**DIRECTIONS:** In the entries below, how many lines include "background"? Reply with the number and nothing more.

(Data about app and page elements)
"""
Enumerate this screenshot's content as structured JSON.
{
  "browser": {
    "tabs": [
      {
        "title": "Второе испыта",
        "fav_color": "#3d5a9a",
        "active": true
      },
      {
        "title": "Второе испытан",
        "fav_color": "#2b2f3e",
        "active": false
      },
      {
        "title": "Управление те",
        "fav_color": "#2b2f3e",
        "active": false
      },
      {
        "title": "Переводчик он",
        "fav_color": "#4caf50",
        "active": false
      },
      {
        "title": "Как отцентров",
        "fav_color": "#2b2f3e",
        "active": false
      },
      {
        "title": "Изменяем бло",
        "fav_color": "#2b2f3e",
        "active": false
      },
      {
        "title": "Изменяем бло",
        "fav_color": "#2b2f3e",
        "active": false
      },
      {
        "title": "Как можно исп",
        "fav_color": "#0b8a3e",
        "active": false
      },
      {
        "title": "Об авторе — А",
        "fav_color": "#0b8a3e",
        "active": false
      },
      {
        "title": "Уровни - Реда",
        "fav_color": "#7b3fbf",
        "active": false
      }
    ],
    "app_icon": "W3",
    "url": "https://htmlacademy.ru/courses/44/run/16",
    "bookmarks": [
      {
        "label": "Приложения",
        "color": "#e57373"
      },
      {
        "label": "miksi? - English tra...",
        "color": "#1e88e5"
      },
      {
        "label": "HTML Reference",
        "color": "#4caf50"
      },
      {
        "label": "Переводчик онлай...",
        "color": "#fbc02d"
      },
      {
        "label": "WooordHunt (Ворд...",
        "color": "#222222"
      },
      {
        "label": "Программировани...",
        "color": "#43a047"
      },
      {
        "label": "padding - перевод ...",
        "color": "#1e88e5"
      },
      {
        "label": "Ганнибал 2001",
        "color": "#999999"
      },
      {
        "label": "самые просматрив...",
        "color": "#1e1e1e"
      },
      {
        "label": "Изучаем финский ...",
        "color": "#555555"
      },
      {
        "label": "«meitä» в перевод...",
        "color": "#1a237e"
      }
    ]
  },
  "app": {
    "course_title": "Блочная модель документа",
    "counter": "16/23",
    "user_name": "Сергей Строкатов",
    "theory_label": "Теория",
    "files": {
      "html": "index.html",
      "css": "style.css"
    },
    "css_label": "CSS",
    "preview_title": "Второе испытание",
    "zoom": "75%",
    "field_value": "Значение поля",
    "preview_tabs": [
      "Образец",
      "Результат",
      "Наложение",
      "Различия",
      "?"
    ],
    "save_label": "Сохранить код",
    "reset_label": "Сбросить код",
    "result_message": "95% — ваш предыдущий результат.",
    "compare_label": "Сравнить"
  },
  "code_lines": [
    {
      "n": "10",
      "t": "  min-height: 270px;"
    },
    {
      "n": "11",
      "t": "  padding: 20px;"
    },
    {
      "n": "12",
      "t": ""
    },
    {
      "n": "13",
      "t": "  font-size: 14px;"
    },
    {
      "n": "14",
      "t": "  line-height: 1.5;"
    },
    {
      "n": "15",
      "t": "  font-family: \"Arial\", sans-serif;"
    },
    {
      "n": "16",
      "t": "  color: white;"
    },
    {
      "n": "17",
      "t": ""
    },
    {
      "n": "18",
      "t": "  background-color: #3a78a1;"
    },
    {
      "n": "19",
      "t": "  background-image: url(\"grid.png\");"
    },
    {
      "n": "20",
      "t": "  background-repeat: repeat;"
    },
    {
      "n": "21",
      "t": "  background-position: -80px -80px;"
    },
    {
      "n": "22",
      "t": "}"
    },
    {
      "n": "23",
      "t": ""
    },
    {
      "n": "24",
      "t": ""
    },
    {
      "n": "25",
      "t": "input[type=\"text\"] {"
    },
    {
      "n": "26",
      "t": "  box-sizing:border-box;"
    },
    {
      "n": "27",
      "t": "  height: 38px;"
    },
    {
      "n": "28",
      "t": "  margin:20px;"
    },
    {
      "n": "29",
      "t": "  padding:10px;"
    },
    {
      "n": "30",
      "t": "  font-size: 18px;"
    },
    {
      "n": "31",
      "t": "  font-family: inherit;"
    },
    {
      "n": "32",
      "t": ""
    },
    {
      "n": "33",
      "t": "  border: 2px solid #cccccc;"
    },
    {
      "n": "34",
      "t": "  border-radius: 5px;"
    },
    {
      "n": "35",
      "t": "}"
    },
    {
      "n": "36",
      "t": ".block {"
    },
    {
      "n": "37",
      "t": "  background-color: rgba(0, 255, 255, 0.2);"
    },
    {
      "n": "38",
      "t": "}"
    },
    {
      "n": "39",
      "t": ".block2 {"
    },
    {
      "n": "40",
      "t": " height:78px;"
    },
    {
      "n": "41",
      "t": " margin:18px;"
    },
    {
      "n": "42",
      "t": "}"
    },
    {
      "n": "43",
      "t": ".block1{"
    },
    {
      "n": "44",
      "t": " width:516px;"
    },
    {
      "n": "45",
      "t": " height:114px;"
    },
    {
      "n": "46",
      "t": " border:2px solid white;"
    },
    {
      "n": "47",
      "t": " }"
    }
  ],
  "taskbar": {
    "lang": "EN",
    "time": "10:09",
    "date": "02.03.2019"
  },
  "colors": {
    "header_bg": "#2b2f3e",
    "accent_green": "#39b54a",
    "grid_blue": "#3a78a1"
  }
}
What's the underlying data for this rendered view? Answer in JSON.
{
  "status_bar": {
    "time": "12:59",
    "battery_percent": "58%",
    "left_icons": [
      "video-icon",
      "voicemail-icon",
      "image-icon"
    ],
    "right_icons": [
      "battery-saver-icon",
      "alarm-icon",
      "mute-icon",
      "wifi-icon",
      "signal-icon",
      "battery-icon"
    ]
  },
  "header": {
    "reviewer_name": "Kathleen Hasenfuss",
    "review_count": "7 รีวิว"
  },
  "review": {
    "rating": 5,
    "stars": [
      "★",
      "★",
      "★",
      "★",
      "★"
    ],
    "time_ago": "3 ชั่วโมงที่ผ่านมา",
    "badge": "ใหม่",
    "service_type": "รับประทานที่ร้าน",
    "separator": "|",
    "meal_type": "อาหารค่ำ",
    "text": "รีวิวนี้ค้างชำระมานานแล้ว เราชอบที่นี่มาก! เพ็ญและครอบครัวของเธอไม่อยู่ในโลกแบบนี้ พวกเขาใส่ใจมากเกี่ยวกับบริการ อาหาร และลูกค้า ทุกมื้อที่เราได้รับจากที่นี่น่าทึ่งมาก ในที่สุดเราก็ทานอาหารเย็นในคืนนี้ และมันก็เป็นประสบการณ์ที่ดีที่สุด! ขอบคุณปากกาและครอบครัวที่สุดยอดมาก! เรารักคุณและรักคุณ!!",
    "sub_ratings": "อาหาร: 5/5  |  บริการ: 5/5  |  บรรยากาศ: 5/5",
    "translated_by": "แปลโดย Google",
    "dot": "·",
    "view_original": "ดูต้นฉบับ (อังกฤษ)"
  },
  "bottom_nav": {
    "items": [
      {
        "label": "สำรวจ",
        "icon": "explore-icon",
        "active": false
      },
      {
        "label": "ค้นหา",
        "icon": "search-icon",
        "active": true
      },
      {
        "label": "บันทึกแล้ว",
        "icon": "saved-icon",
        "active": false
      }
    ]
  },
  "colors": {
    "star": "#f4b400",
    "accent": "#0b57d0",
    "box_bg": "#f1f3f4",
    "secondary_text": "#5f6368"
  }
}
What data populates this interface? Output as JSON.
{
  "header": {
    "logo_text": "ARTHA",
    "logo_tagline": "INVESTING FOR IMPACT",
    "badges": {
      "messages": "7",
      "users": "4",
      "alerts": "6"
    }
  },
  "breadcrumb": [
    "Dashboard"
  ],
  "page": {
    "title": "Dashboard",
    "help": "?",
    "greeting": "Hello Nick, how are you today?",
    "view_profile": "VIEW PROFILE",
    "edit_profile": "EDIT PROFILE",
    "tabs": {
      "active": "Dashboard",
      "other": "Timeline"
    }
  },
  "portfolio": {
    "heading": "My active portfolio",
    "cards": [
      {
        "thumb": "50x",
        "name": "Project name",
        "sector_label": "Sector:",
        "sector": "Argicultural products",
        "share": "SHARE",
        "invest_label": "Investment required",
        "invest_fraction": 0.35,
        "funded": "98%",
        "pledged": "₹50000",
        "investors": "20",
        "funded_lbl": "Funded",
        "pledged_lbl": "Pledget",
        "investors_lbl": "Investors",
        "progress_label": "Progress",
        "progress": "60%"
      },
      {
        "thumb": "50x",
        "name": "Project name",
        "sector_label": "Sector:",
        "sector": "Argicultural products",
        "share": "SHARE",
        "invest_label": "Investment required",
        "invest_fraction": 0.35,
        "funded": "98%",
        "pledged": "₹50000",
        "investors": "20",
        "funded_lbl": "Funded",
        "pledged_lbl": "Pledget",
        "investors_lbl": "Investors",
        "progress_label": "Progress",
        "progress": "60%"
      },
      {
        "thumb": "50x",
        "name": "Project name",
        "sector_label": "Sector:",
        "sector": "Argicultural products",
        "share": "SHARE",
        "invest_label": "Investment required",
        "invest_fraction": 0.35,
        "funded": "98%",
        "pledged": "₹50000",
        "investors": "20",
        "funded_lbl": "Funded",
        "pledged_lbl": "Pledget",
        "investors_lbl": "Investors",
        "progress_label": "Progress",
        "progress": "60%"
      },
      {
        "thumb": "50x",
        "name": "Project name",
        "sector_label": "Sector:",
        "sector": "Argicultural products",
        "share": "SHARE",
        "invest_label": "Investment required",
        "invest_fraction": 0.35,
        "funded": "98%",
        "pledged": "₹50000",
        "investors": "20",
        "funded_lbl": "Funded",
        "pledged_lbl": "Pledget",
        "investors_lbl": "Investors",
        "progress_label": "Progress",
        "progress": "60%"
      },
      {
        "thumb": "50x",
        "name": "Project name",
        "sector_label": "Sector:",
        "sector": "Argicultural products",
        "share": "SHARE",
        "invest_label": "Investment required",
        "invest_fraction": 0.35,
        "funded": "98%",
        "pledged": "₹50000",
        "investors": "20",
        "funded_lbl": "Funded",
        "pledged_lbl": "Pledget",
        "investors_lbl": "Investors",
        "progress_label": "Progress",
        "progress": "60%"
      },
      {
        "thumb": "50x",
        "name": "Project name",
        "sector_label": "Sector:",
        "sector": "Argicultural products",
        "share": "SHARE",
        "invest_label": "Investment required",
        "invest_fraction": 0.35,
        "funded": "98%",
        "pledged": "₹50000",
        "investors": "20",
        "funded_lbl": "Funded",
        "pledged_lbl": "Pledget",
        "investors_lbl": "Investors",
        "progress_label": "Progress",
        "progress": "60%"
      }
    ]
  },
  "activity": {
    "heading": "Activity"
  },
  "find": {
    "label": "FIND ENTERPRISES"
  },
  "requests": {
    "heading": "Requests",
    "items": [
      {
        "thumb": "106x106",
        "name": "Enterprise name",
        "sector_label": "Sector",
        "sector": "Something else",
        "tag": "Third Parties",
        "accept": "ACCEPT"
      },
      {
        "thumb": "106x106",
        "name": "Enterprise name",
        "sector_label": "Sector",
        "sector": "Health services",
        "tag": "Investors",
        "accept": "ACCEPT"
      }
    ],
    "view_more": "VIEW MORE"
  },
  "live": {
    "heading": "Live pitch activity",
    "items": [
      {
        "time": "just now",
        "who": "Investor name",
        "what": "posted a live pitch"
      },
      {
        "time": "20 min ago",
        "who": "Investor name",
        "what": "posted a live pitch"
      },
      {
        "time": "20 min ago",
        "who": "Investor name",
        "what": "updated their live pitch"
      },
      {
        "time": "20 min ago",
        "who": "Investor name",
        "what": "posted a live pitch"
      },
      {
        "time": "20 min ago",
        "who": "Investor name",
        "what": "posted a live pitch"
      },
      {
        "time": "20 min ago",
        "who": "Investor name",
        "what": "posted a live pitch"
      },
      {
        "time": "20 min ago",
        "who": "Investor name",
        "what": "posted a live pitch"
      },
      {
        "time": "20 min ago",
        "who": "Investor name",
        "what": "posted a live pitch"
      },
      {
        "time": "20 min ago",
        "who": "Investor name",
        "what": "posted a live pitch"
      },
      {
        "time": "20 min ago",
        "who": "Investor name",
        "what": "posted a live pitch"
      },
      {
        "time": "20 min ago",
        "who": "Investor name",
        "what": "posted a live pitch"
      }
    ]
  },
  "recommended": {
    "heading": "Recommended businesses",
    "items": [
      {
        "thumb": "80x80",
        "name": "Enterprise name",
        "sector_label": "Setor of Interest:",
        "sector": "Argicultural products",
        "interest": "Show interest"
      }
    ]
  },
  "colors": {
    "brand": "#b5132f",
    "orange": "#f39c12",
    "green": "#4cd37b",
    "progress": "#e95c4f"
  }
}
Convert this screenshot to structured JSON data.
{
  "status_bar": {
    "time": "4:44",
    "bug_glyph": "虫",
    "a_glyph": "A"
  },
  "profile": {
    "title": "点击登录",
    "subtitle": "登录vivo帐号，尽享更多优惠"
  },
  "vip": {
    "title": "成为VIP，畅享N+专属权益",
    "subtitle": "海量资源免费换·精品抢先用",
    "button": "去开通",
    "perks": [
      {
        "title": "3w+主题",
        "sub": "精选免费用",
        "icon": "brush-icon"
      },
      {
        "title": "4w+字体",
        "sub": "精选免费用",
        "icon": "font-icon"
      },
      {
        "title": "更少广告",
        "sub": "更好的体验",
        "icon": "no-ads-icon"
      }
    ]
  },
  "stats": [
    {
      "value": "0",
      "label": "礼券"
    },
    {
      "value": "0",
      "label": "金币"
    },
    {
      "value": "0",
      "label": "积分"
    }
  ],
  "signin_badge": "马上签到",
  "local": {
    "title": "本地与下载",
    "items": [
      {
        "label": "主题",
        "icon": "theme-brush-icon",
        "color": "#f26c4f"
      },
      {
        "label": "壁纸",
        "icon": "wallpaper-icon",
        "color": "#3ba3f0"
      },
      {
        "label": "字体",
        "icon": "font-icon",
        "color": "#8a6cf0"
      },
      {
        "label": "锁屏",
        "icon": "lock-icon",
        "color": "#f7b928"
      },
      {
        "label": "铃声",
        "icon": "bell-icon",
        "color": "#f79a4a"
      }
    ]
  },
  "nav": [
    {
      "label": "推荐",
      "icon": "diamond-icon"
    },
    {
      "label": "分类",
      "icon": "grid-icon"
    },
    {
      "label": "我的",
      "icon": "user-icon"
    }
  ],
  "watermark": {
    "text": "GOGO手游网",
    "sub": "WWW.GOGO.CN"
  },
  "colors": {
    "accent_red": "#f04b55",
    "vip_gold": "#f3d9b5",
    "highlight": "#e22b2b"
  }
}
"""
**SOLUTION:** 5